[What you should do]: Search the material below for the string "title" and copy each line where it appears.

[Records provided]:

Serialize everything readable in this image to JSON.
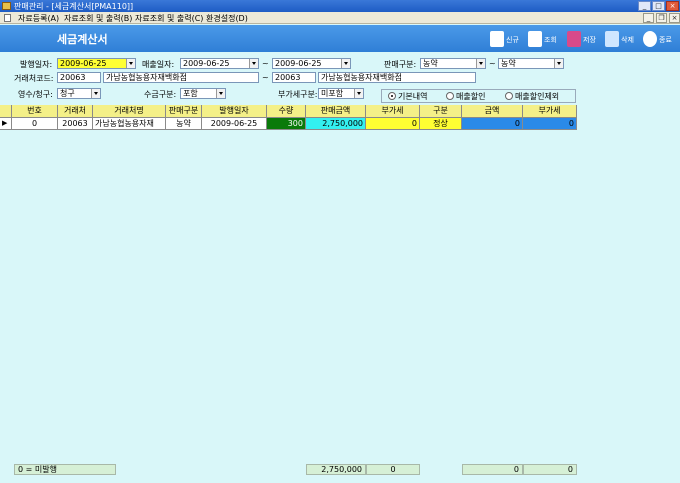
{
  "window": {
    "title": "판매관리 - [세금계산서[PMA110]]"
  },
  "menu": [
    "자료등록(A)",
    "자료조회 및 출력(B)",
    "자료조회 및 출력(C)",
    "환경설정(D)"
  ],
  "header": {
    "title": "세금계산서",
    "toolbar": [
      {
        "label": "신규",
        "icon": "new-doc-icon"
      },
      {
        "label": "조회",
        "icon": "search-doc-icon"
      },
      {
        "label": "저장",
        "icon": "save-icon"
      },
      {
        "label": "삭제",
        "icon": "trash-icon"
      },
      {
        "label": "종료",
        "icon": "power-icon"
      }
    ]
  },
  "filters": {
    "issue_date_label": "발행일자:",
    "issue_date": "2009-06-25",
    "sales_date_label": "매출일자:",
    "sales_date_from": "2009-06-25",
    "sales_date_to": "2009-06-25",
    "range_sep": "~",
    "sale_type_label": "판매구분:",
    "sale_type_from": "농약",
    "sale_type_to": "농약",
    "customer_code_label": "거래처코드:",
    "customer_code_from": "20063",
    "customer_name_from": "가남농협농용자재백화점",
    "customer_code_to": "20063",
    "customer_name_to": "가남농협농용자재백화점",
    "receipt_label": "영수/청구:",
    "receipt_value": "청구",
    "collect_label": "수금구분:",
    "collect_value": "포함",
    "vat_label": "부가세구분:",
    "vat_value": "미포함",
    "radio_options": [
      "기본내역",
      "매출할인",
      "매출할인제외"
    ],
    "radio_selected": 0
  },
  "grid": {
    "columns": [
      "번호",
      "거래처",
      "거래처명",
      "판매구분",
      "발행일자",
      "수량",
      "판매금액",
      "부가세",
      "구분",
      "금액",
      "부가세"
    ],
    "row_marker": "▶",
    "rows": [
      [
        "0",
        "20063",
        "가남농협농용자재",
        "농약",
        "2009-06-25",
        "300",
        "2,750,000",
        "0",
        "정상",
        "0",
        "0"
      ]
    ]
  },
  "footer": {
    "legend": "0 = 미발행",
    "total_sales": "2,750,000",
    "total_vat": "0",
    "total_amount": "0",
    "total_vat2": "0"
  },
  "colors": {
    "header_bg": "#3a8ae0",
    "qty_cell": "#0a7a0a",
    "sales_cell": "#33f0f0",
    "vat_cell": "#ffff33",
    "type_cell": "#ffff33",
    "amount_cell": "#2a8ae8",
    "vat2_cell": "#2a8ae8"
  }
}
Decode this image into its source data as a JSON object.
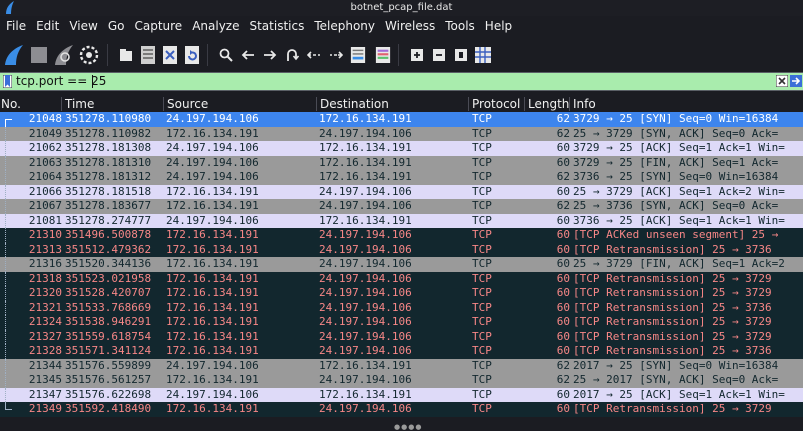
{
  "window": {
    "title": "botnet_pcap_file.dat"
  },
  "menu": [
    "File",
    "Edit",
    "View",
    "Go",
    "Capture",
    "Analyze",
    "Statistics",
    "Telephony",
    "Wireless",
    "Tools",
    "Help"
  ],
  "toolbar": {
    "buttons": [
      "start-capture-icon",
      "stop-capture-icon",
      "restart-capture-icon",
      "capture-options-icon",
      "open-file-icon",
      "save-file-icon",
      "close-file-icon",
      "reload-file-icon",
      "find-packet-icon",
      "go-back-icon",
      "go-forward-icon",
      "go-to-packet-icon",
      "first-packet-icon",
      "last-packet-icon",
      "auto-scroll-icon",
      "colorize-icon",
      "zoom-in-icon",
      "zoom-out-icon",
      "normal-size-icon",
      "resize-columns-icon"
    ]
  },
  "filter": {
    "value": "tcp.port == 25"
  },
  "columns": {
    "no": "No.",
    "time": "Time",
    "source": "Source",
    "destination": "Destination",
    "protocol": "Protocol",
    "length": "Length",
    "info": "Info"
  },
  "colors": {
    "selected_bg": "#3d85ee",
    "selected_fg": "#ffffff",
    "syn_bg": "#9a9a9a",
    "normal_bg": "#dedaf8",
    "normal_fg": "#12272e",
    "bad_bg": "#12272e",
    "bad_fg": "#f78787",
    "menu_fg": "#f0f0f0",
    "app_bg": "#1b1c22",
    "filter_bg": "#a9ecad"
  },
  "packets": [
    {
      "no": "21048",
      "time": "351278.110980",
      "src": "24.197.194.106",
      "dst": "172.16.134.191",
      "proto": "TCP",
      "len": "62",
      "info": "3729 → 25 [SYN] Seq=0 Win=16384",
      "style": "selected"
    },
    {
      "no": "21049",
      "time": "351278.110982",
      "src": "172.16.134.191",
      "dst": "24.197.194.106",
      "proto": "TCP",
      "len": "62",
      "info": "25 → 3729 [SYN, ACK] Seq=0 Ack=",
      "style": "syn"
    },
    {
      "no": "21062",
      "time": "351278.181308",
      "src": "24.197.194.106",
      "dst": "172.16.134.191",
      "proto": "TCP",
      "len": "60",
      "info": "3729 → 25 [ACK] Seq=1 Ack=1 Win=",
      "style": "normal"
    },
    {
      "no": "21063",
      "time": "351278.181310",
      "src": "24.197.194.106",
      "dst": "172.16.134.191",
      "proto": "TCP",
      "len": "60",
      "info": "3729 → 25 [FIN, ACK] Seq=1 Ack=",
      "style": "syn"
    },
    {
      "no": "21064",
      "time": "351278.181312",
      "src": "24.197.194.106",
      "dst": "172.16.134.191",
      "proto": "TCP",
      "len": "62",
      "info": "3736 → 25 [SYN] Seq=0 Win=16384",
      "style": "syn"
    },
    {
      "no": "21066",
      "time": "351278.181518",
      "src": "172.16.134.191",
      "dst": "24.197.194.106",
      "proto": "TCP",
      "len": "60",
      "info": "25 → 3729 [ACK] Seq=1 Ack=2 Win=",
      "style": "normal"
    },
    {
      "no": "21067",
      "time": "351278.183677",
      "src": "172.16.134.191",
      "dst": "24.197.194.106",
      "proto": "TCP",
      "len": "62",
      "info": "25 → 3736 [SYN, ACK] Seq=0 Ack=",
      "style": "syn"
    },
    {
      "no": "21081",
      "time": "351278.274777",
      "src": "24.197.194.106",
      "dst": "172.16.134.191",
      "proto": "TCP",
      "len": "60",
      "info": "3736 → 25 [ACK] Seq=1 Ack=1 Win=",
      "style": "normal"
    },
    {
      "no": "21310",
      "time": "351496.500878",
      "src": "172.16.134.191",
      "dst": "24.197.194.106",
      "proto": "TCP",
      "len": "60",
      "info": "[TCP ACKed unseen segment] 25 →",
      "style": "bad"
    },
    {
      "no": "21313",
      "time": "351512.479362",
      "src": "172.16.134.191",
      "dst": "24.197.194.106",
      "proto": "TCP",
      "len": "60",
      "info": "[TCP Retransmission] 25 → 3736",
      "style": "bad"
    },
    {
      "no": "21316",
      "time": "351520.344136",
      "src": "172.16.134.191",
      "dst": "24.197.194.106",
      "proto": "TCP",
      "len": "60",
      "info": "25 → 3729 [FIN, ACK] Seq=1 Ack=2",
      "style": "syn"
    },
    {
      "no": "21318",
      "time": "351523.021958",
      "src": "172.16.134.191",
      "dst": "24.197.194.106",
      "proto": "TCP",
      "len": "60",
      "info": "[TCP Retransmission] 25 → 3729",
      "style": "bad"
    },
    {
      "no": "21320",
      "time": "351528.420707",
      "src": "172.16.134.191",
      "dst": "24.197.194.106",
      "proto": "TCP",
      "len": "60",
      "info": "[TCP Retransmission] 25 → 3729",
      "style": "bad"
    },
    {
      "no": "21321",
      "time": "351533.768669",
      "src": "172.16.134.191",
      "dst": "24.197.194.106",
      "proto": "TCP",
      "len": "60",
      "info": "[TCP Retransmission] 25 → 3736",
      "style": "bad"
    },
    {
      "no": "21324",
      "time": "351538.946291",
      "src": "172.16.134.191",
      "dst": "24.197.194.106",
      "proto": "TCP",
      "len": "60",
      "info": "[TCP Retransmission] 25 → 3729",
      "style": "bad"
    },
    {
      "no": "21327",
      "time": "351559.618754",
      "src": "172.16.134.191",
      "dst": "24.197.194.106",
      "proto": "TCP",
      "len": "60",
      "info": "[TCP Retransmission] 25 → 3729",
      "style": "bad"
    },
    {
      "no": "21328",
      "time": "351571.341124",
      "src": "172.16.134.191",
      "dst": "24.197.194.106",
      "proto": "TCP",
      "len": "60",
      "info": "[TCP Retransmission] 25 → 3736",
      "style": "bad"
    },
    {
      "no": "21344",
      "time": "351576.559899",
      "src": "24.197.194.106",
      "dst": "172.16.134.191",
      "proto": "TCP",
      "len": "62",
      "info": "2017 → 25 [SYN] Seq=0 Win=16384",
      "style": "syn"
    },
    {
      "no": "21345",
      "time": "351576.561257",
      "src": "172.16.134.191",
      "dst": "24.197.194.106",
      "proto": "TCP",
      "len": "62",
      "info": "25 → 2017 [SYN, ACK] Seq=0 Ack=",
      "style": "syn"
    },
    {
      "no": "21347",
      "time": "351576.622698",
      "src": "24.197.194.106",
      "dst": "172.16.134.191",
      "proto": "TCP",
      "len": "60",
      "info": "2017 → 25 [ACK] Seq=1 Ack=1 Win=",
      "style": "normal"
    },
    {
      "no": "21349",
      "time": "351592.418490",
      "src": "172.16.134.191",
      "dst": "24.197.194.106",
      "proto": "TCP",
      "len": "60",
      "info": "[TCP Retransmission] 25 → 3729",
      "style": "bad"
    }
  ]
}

[Solved exercise]:
    "title": "판매관리 - [세금계산서[PMA110]]"
    "title": "세금계산서",
    "title": "botnet_pcap_file.dat"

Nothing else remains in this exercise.